One of 38 resolutions that didn’t make it to the floor of the SBC


I have had the privilege of serving on the resolutions committee on three different occasions and as chairman one year. However, I have never submitted a resolution to the national convention until this year.

I discovered that Doug Munton, pastor of First Baptist Church in O’Fallon, Illinois, and I shared the same appreciation for Baptist State Conventions and those who lead the state conventions as Executive Directors.

So, together, Pastor Munton and I crafted a resolution expressing “Appreciation for our State Conventions and Executive Directors. While sixteen resolutions were presented to the Convention for approval, our resolution was one of 38 that did not make the cut.

It appeared that the committee carefully considered our proposed resolution and released their rationale for not presenting it for approval. Here is what they reported,

“While the Committee believes that the Southern Baptist Convention messengers would agree that this resolution is unifying and positive, and there are many reasons for which to express appreciation not only to our State Conventions and their Executive Directors, but also leaders at the associational levels, the Committee concluded this resolution did not rise to the level of priority for consideration at this meeting as the other resolutions presented.”

However, in Georgia I believe we have ample reason to express appreciation for the spirit and effectiveness of our state convention and the great leadership of our Executive Director, so I am taking the liberty to post the proposed resolution here:

Resolution of Appreciation for Our State Conventions and their Executive Directors
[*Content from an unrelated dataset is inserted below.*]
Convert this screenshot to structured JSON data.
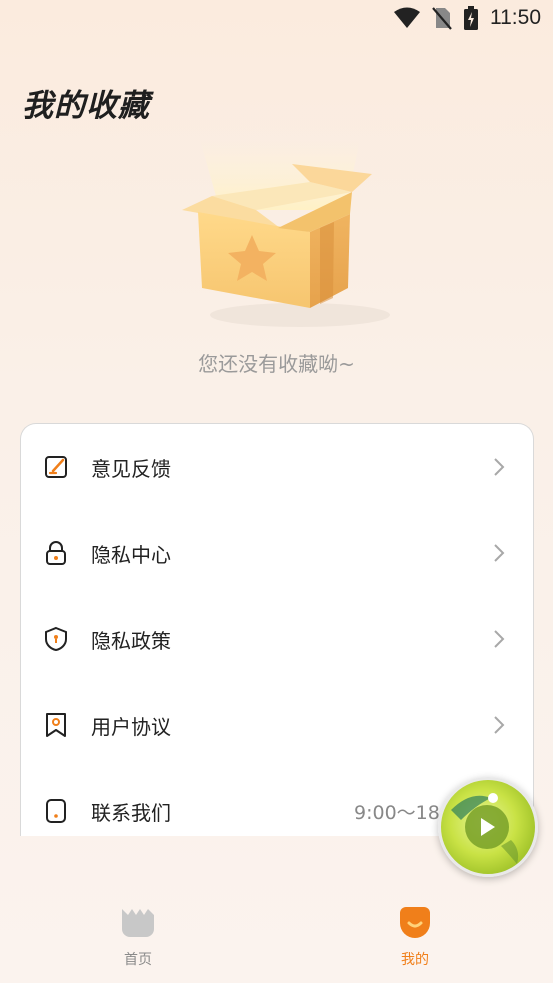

Whereas, the state conventions, including those conventions composed of dual states, may be considered by some as an unnecessary level of redundancy in Southern Baptist life and because they are often underappreciated, and

Whereas, state conventions have a clearer understanding of the needs of churches in their region than national agencies, and inasmuch as state conventions have “boots on the grounds” to meet those needs by assisting their churches in the areas of evangelism, church revitalization, discipleship, church planting, music and worship, etc., and 

Whereas, no one knows more about the needs of each individual state better than the state convention missionary force, and because they are accountable to their local churches in a way that national agencies, by their very nature, cannot be, and 

Whereas, the Southern Baptist Convention has continued to have strong financial support due in large part to the State Executive Directors who are thoroughly invested in and devoted to being passionate advocates of the Cooperative Program, the lifeline to the missions and ministries of the denomination, and

Whereas, Baptist State Executive Directors and their missionary personnel care deeply about our denomination as a whole and not just their part, and because many of these state conventions have been on a slow, but steady increase in the percentage of Cooperative Program receipts they send to national agencies, and

Whereas, state conventions are often catalysts in connecting pastors with other pastors and church leaders through training events, special activities and personal engagement, and 

Whereas, state convention missionaries are often able to connect local pastors with leaders in the national missionary agencies, seminaries, the ERLC and the SBC Executive Committee and serve as facilitators to apply the work of these institutions and agencies to the local church, and

Whereas, state conventions can personalize the work of our denomination by supporting struggling pastors who need encouragement, counseling or training, and assist transitioning churches to see new possibilities and help pastorless churches find new leadership.

And whereas there may be those in Southern Baptist life who have not yet recognized the extreme value of state conventions/mission boards and do not seem to realize that these state conventions/mission boards are an essential link between the national convention and the local church, and inasmuch as there may be some who have overlooked the fact that state mission boards interact with pastors and churches in order to meet their needs in personal and compassionate ways, and since it would be mutually helpful for all to the bless and encourage the work of our state conventions;

Be it therefore, resolved that the messengers to the Southern Baptist Convention meeting in Dallas, TX on June 12-13, 2018 express their profound appreciation to the Baptist state conventions of the SBC and the State Executive Directors for their partnership in ministry, their superb leadership, their spiritual influence and their invaluable contribution to the cause of Christ.

Be it also resolved that the messengers to the 2018 Southern Baptist Convention offer their prayer support for the Baptist State conventions and their Executive Directors (Colossians 1:9-14), realizing that the role of state missionaries is often challenging and demanding, involving long hours and weighty responsibilities.

And be it finally resolved that we recognize that Southern Baptists’ national agencies, state conventions, and associations all have valid and significant roles and exist to serve the local church and that the local church is at the top the denominational structure for Jesus said, “I will build my church and the forces of hades will not overpower it” (Matthew 16:18 HCSB).

Executive Directors, resolutions, state conventions